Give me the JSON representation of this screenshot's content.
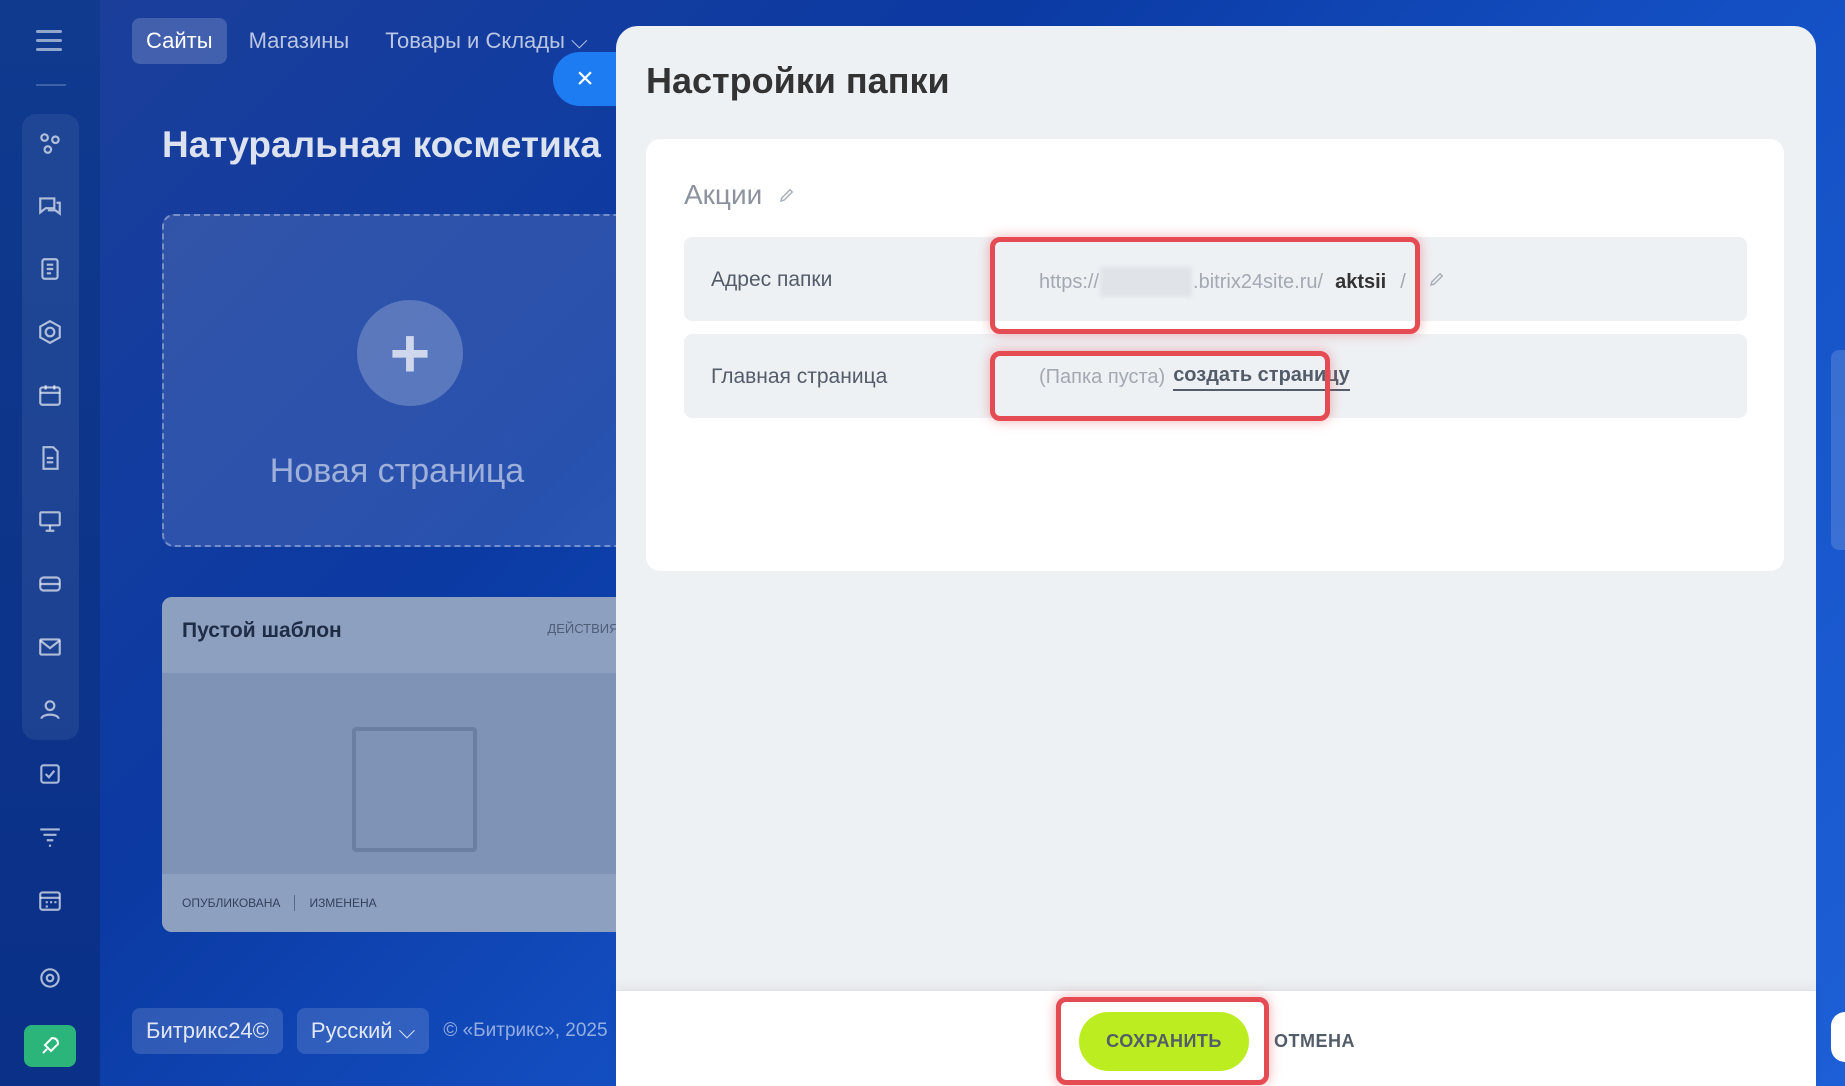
{
  "topnav": {
    "tabs": [
      {
        "label": "Сайты"
      },
      {
        "label": "Магазины"
      },
      {
        "label": "Товары и Склады ⌵"
      }
    ]
  },
  "page": {
    "title": "Натуральная косметика",
    "new_page_label": "Новая страница",
    "template_card": {
      "title": "Пустой шаблон",
      "actions_label": "ДЕЙСТВИЯ ⌵",
      "status_published": "ОПУБЛИКОВАНА",
      "status_changed": "ИЗМЕНЕНА"
    }
  },
  "footer": {
    "brand_label": "Битрикс24©",
    "language_label": "Русский ⌵",
    "copyright": "© «Битрикс», 2025"
  },
  "slider": {
    "close_icon": "×",
    "title": "Настройки папки",
    "folder_name": "Акции",
    "address": {
      "label": "Адрес папки",
      "url_prefix": "https://",
      "url_host": ".bitrix24site.ru/",
      "slug": "aktsii",
      "slash": "/"
    },
    "main_page": {
      "label": "Главная страница",
      "empty_note": "(Папка пуста)",
      "create_link": "создать страницу"
    },
    "buttons": {
      "save": "СОХРАНИТЬ",
      "cancel": "ОТМЕНА"
    }
  },
  "colors": {
    "save_button": "#bbed21",
    "highlight": "#e54b52",
    "close_button": "#1e7cf2"
  }
}
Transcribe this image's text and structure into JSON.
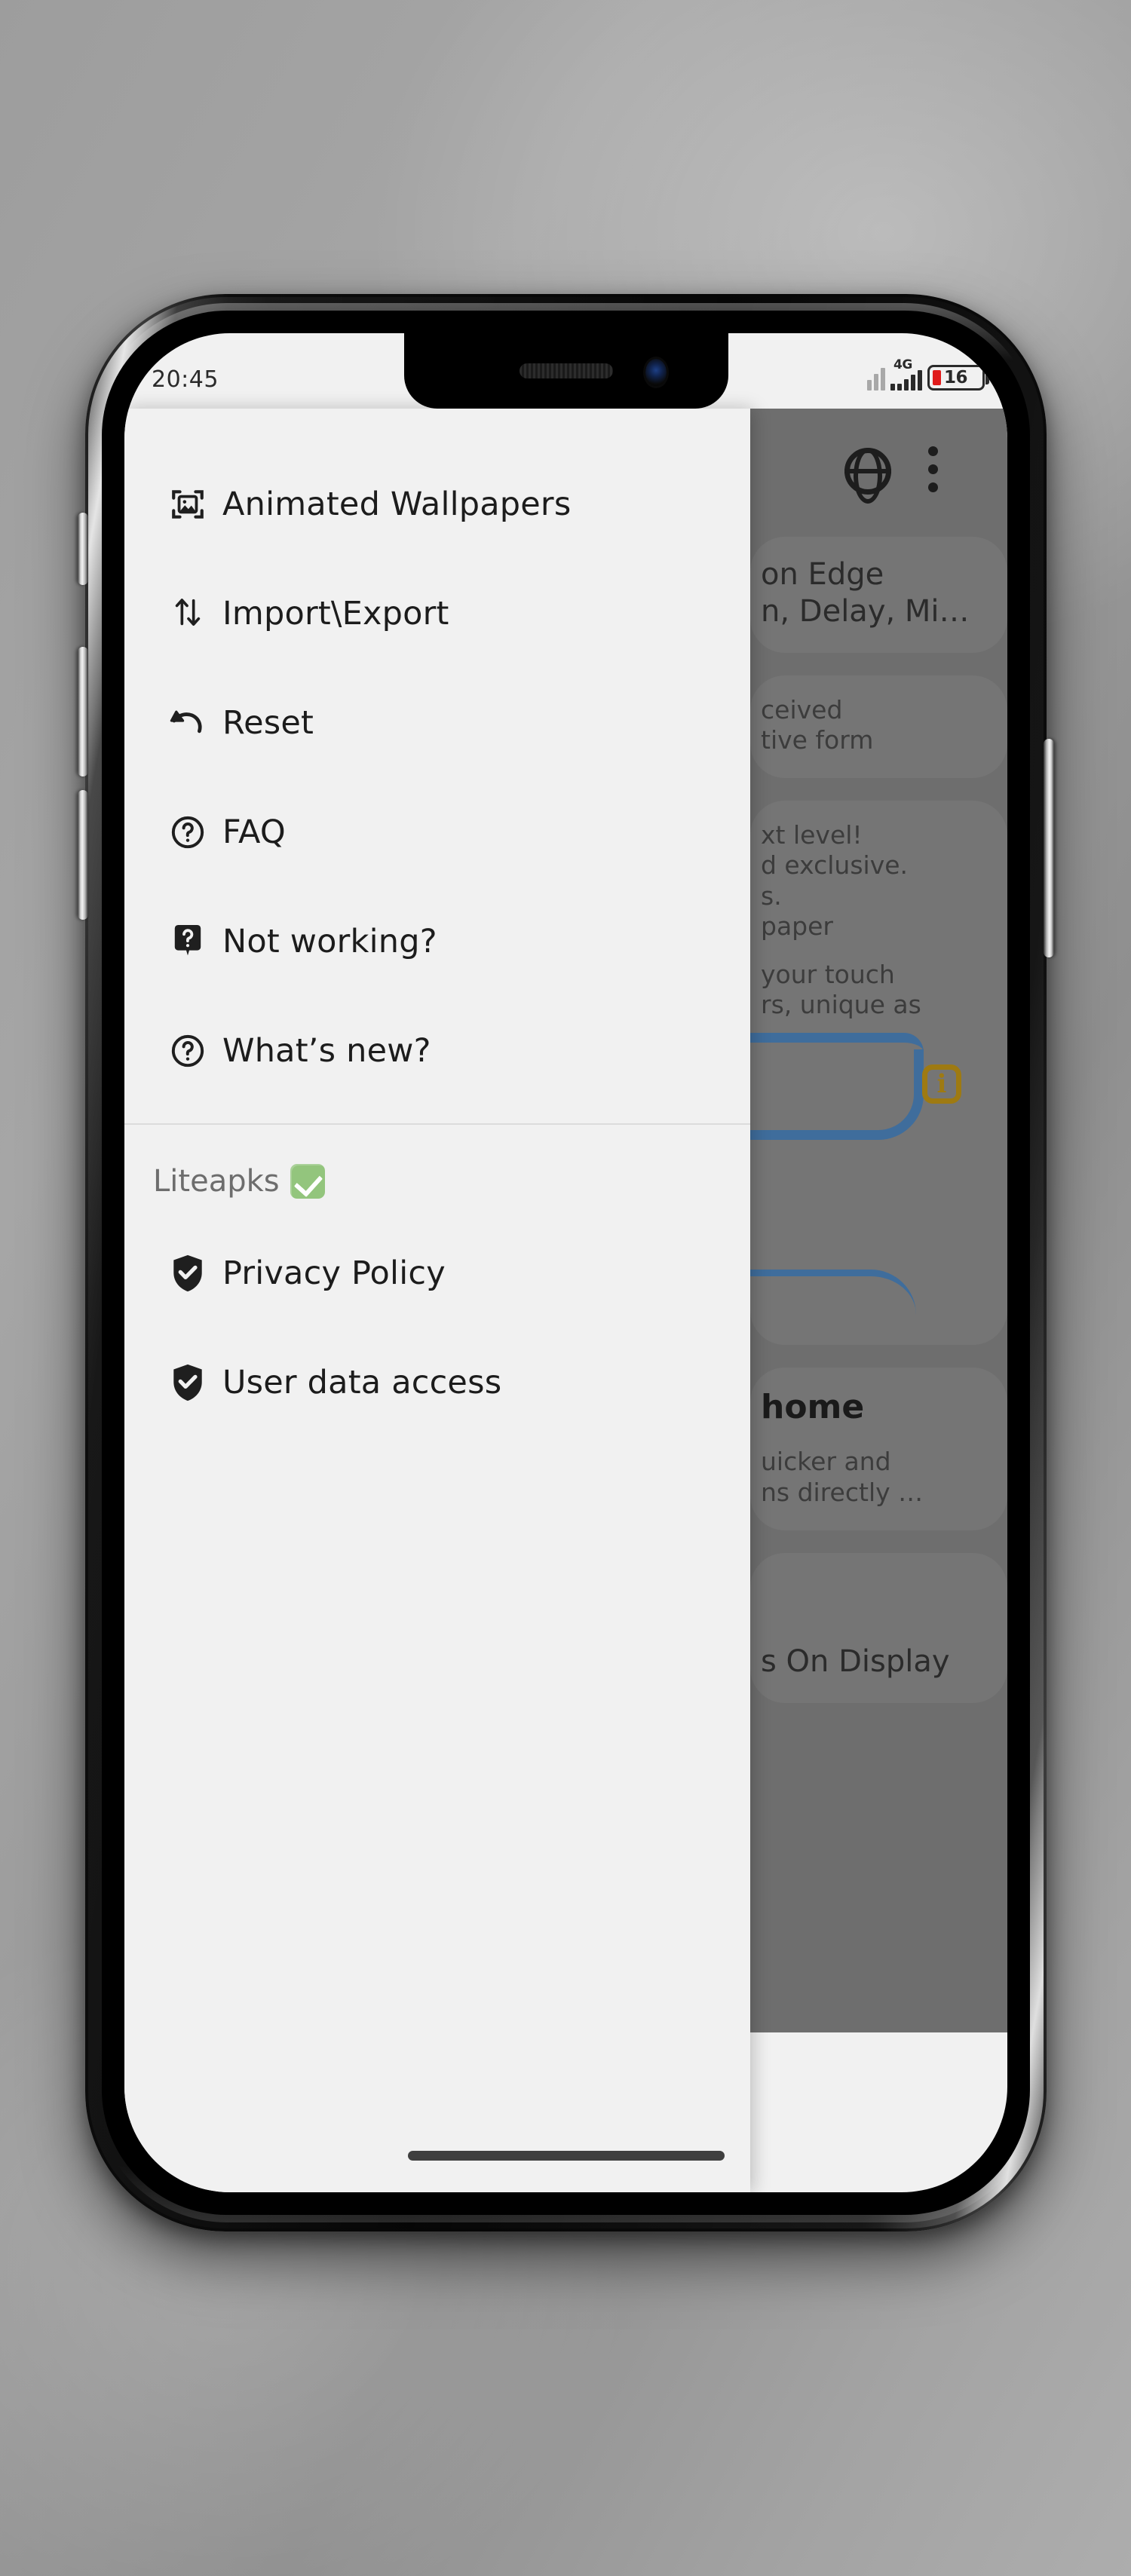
{
  "status_bar": {
    "time": "20:45",
    "network_type": "4G",
    "battery_percent": "16",
    "battery_color": "#e01b1b"
  },
  "drawer": {
    "menu_items": [
      {
        "label": "Animated Wallpapers",
        "icon": "image-frame-icon"
      },
      {
        "label": "Import\\Export",
        "icon": "import-export-arrows-icon"
      },
      {
        "label": "Reset",
        "icon": "undo-arrow-icon"
      },
      {
        "label": "FAQ",
        "icon": "question-circle-icon"
      },
      {
        "label": "Not working?",
        "icon": "question-tooltip-icon"
      },
      {
        "label": "What’s new?",
        "icon": "question-circle-icon"
      }
    ],
    "section": {
      "title": "Liteapks",
      "badge": "white-check-mark-emoji",
      "items": [
        {
          "label": "Privacy Policy",
          "icon": "shield-check-icon"
        },
        {
          "label": "User data access",
          "icon": "shield-check-icon"
        }
      ]
    }
  },
  "background_app": {
    "toolbar": {
      "globe": "globe-icon",
      "overflow": "kebab-menu-icon"
    },
    "visible_text_fragments": [
      "on Edge",
      "n, Delay, Mi…",
      "ceived",
      "tive form",
      "xt level!",
      "d exclusive.",
      "s.",
      "paper",
      "your touch",
      "rs, unique as",
      "home",
      "uicker and",
      "ns directly …",
      "s On Display"
    ],
    "edge_preview": {
      "shape_color": "#3f6d9c",
      "info_badge": "info-icon",
      "info_badge_color": "#9e7a12"
    }
  }
}
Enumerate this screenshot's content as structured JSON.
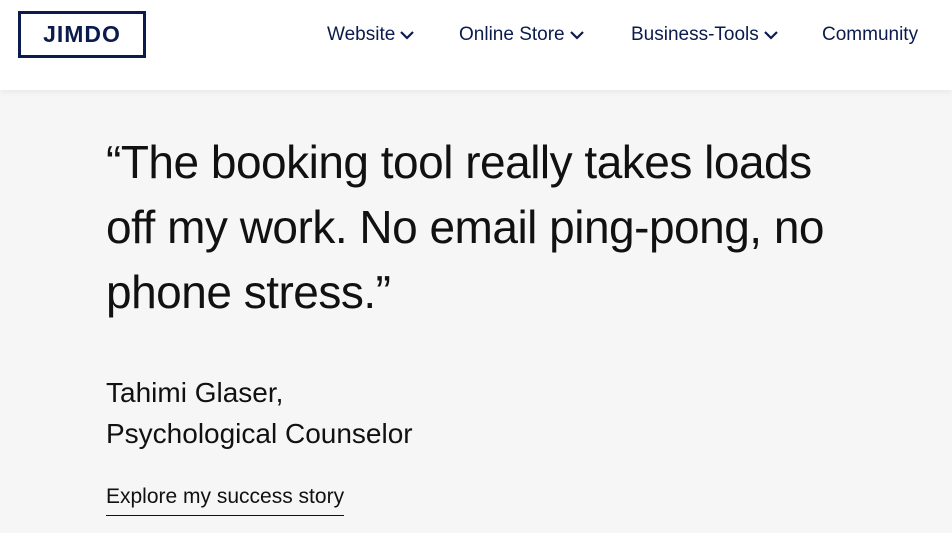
{
  "header": {
    "logo_text": "JIMDO",
    "nav": [
      {
        "label": "Website",
        "has_dropdown": true
      },
      {
        "label": "Online Store",
        "has_dropdown": true
      },
      {
        "label": "Business-Tools",
        "has_dropdown": true
      },
      {
        "label": "Community",
        "has_dropdown": false
      }
    ]
  },
  "testimonial": {
    "quote": "“The booking tool really takes loads off my work. No email ping-pong, no phone stress.”",
    "author_name": "Tahimi Glaser,",
    "author_title": "Psychological Counselor",
    "cta_label": "Explore my success story"
  },
  "colors": {
    "brand_navy": "#0b1b4d",
    "background": "#f6f6f6",
    "header_bg": "#ffffff",
    "text": "#111111"
  }
}
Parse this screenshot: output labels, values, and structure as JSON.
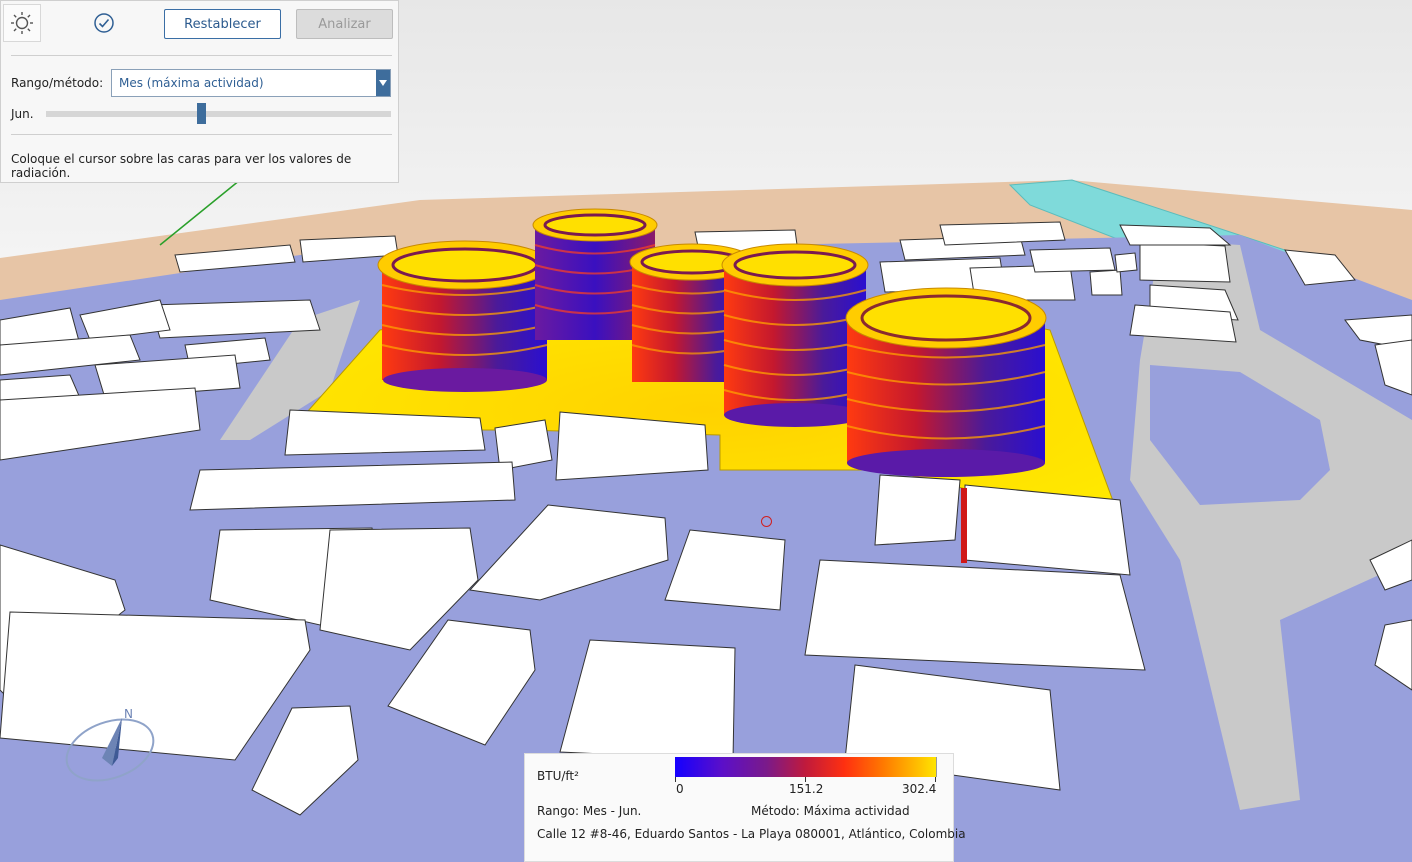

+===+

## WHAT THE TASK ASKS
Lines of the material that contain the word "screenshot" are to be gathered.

## WRITTEN RESPONSE
Give me the JSON representation of this screenshot's content.
Enumerate this screenshot's content as structured JSON.
Parse this screenshot: output labels, values, and structure as JSON.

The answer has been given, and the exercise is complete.